Also Sam Parnia, associate professor of medicine, has contributed a lot to near-death studies. He studied consciousness during cardiac arrest and emphasizes that “the human mind, consciousness, or psyche (self) may continue to function when brain function has ceased during the early period after death”. This indicates that consciousness is not generated solely by the brain. His books include What Happens When We Die (2007), and Erasing Death: The Science That is Rewriting the Boundaries Between Life and Death (2013). Parnia is founder and director of the Human Consciousness Project at the University of Southampton, England.

Pim van Lommel
Pim van Lommel in 2012. License: CC ASA 3.0 Unp

Another scientist famous for his research on near-death experiences is Pim van Lommel, Dutch cardiologist and author. In 2001 the findings of his study, which included 344 cardiac arrest patients at 10 Dutch hospitals, were published in The Lancet medical journal. His book Consciousness Beyond Life: The Science of the Near-Death Experience (2007 in Dutch, 2010 in English) became a bestseller.

In an interview on Thanatos TV 30th May 2019, he said “All these patients with this enhanced consciousness, with this near-death experience, with cognition, with emotions, with clear thoughts, with memories, happens during the period of a non-functioning brain. […]. And my opinion now is that consciousness is not localized in the brain and the brain has a facilitating function and not a producing function to experience consciousness.”

Another NDE author, Eben Alexander, an American neurosurgeon, is famous for his own experience in 2008, when he suddenly became ill with a rare form of bacterial meningitis that has a 90 % mortality rate. He was in coma seven days, during which he had a profound near-death experience. When he awoke and gradually fully recovered, he started to write down what he had experienced while in coma. His notes became his international bestseller Proof of Heaven: A Neurosurgeon’s Journey into the Afterlife (2012).

He also authored The Map of Heaven: How Science, Religion, and Ordinary People Are Proving the Afterlife (2014) and Living in a Mindful Universe: A Neurosurgeon’s Journey into the Heart of Consciousness (2017, co-authored with Karen Newell)

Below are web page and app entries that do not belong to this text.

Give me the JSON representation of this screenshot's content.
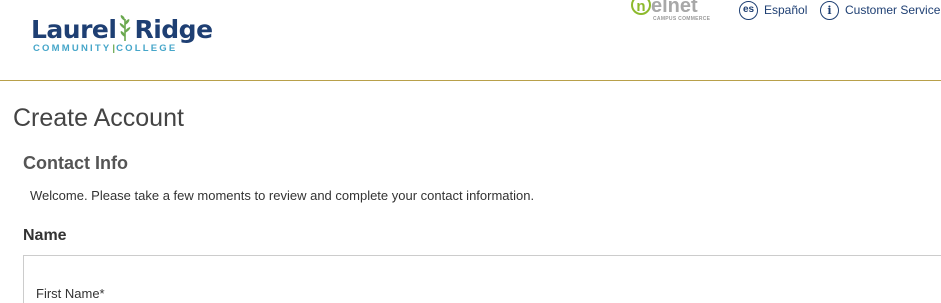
{
  "header": {
    "logo": {
      "main_left": "Laurel",
      "main_right": "Ridge",
      "sub_left": "COMMUNITY",
      "sub_right": "COLLEGE"
    },
    "partner_logo": {
      "word": "elnet",
      "initial": "n",
      "tagline": "CAMPUS COMMERCE"
    },
    "links": {
      "espanol": {
        "icon_text": "es",
        "label": "Español"
      },
      "customer_service": {
        "icon_text": "i",
        "label": "Customer Service"
      }
    }
  },
  "main": {
    "title": "Create Account",
    "section": {
      "title": "Contact Info",
      "welcome": "Welcome. Please take a few moments to review and complete your contact information."
    },
    "name_group": {
      "title": "Name",
      "first_name_label": "First Name*"
    }
  },
  "colors": {
    "brand_navy": "#1e3f73",
    "brand_teal": "#46a6c9",
    "leaf_green": "#6aa84f",
    "nelnet_green": "#8dba2d",
    "header_rule": "#b8a04a"
  }
}
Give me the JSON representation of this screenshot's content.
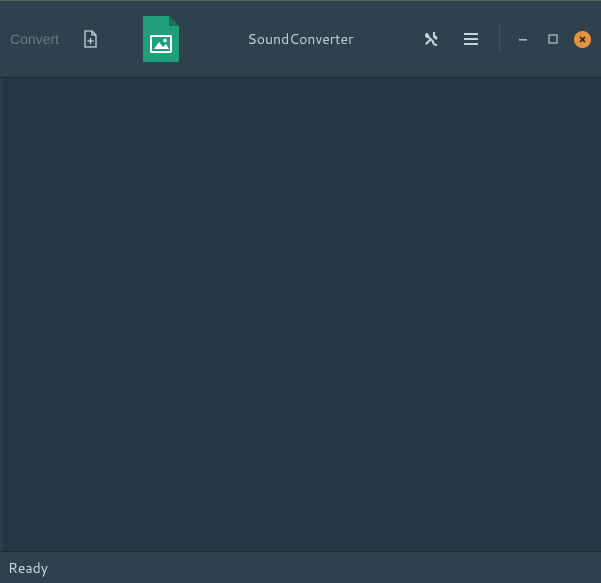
{
  "header": {
    "convert_label": "Convert",
    "title": "SoundConverter"
  },
  "status": {
    "text": "Ready"
  },
  "icons": {
    "add_file": "add-file-icon",
    "app": "app-image-file-icon",
    "prefs": "tools-icon",
    "menu": "hamburger-icon",
    "minimize": "minimize-icon",
    "maximize": "maximize-icon",
    "close": "close-icon"
  }
}
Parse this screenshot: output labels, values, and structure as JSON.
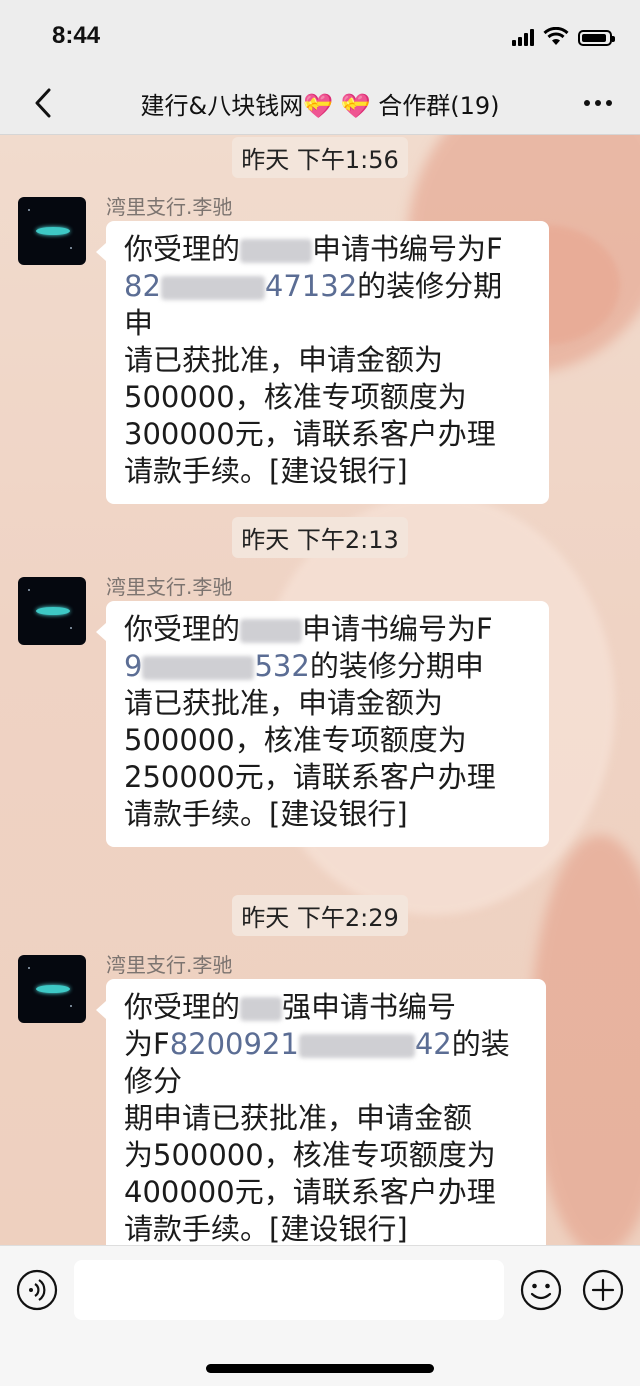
{
  "status_bar": {
    "time": "8:44"
  },
  "nav": {
    "title": "建行&八块钱网💝 💝 合作群(19)"
  },
  "chat": {
    "messages": [
      {
        "timestamp": "昨天 下午1:56",
        "sender": "湾里支行.李驰",
        "lines": [
          {
            "parts": [
              "你受理的",
              "@blur",
              "申请书编号为F"
            ]
          },
          {
            "parts": [
              "@link:82",
              "@blur",
              "@link:47132",
              "的装修分期申"
            ]
          },
          {
            "parts": [
              "请已获批准，申请金额为"
            ]
          },
          {
            "parts": [
              "500000，核准专项额度为"
            ]
          },
          {
            "parts": [
              "300000元，请联系客户办理"
            ]
          },
          {
            "parts": [
              "请款手续。[建设银行]"
            ]
          }
        ]
      },
      {
        "timestamp": "昨天 下午2:13",
        "sender": "湾里支行.李驰",
        "lines": [
          {
            "parts": [
              "你受理的",
              "@blur",
              "申请书编号为F"
            ]
          },
          {
            "parts": [
              "@link:9",
              "@blur",
              "@link:532",
              "的装修分期申"
            ]
          },
          {
            "parts": [
              "请已获批准，申请金额为"
            ]
          },
          {
            "parts": [
              "500000，核准专项额度为"
            ]
          },
          {
            "parts": [
              "250000元，请联系客户办理"
            ]
          },
          {
            "parts": [
              "请款手续。[建设银行]"
            ]
          }
        ]
      },
      {
        "timestamp": "昨天 下午2:29",
        "sender": "湾里支行.李驰",
        "lines": [
          {
            "parts": [
              "你受理的",
              "@blur",
              "强申请书编号"
            ]
          },
          {
            "parts": [
              "为F",
              "@link:8200921",
              "@blur",
              "@link:42",
              "的装修分"
            ]
          },
          {
            "parts": [
              "期申请已获批准，申请金额"
            ]
          },
          {
            "parts": [
              "为500000，核准专项额度为"
            ]
          },
          {
            "parts": [
              "400000元，请联系客户办理"
            ]
          },
          {
            "parts": [
              "请款手续。[建设银行]"
            ]
          }
        ]
      }
    ]
  },
  "input": {
    "placeholder": ""
  },
  "icons": {
    "back": "chevron-left-icon",
    "more": "more-dots-icon",
    "voice": "voice-icon",
    "emoji": "emoji-icon",
    "plus": "plus-icon"
  },
  "colors": {
    "bar_bg": "#ededed",
    "bubble_bg": "#ffffff",
    "link": "#5b6d94"
  }
}
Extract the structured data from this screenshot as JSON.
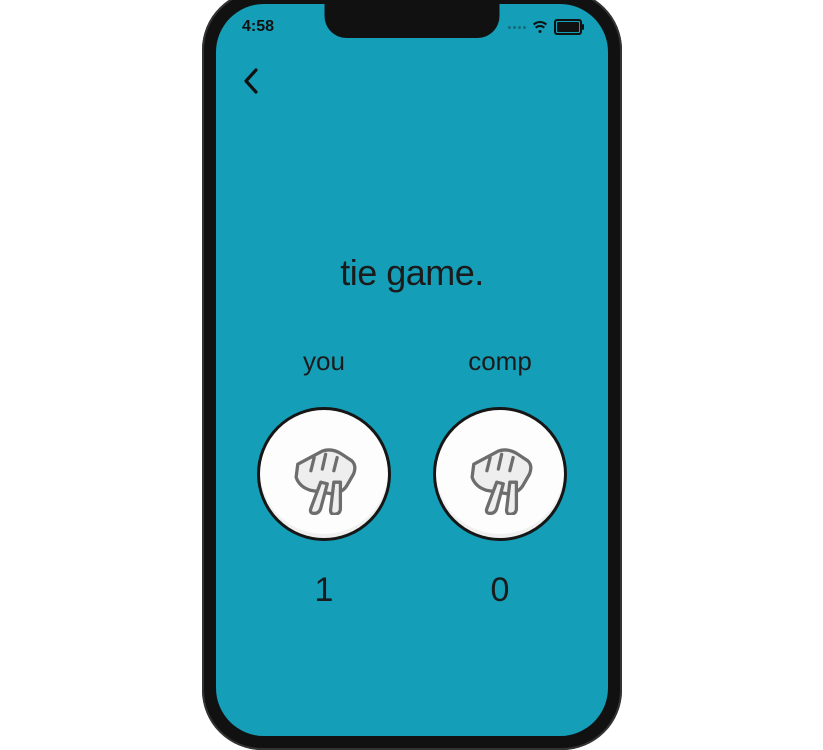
{
  "status_bar": {
    "time": "4:58"
  },
  "game": {
    "result_text": "tie game.",
    "players": [
      {
        "label": "you",
        "gesture": "scissors",
        "score": "1"
      },
      {
        "label": "comp",
        "gesture": "scissors",
        "score": "0"
      }
    ]
  },
  "colors": {
    "background_teal": "#159eb7",
    "text": "#1b1b1b",
    "hand_circle_bg": "#fdfdfd",
    "hand_circle_border": "#161616"
  }
}
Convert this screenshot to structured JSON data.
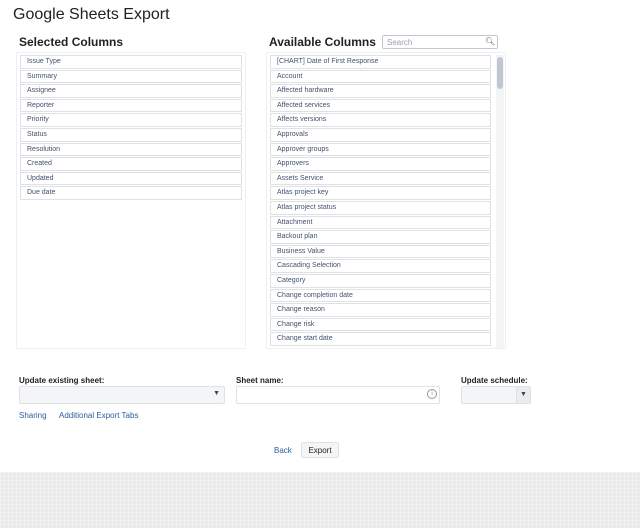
{
  "page": {
    "title": "Google Sheets Export"
  },
  "selected": {
    "heading": "Selected Columns",
    "items": [
      "Issue Type",
      "Summary",
      "Assignee",
      "Reporter",
      "Priority",
      "Status",
      "Resolution",
      "Created",
      "Updated",
      "Due date"
    ]
  },
  "available": {
    "heading": "Available Columns",
    "search_placeholder": "Search",
    "items": [
      "[CHART] Date of First Response",
      "Account",
      "Affected hardware",
      "Affected services",
      "Affects versions",
      "Approvals",
      "Approver groups",
      "Approvers",
      "Assets Service",
      "Atlas project key",
      "Atlas project status",
      "Attachment",
      "Backout plan",
      "Business Value",
      "Cascading Selection",
      "Category",
      "Change completion date",
      "Change reason",
      "Change risk",
      "Change start date"
    ]
  },
  "form": {
    "update_existing_label": "Update existing sheet:",
    "sheet_name_label": "Sheet name:",
    "update_schedule_label": "Update schedule:",
    "update_existing_value": "",
    "sheet_name_value": "",
    "update_schedule_value": ""
  },
  "links": {
    "sharing": "Sharing",
    "additional_tabs": "Additional Export Tabs"
  },
  "actions": {
    "back": "Back",
    "export": "Export"
  },
  "icons": {
    "search": "search-icon",
    "info": "info-icon",
    "dropdown": "chevron-down-icon"
  },
  "colors": {
    "link": "#2b5f9e",
    "border": "#dfe1e6",
    "item_text": "#42526e"
  }
}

Alexander writes, “First and foremost, near-death experiences, and related mystical states of awareness, reveal crucial truths about the nature of existence. […] NDEs such as mine then represent the tip of the spear in a rapidly progressing enlightenment of the scientific community around the mind-brain relationship, and our understanding of the very nature of reality. The world will never be the same.” (My Experience in Coma, an article by Dr. Eben Alexander on his website.)

Dr. Jeffrey Long, a practicing radiation oncologist in Houma, Louisiana, USA and founder of the Near-Death Experience Research Foundation, is another scientist who have produced a bestseller on NDEs – Evidence of the Afterlife: The Science of Near-Death Experiences (2010), co-authored with the above-mentioned Paul Perry.

In another book – God and the Afterlife (2016, also co-written with Perry) – we learn that among the many similar features of the thousands of NDE accounts described, there is a strikingly similar depiction of God as a “Supreme Being who radiated love and grace”. The NDE research foundation Long runs with his wife Jody, is a forum where persons who have had NDEs, may share their stories. Long has collected more than 4,000 such experiences from around the world.

Another American who has published several books on NDEs is P.M.H. Atwater (Phyllis Marie Huffman Atwater) from Idaho, among them The Big Book of Near-Death Experiences: the ultimate guide to what happens when we die (2007). And We Live Forever – The Real Truth About Death (2004)

And many more have written about the NDE phenomenon – John Burke, Betty Eadie, Anita Moorjani, Mary C. Neal, Michael Newton, Lynn Vincent, to name a few.

Text: Knut Holdhus

See also Spirit – consciousness and memory

See also Spiritual Reality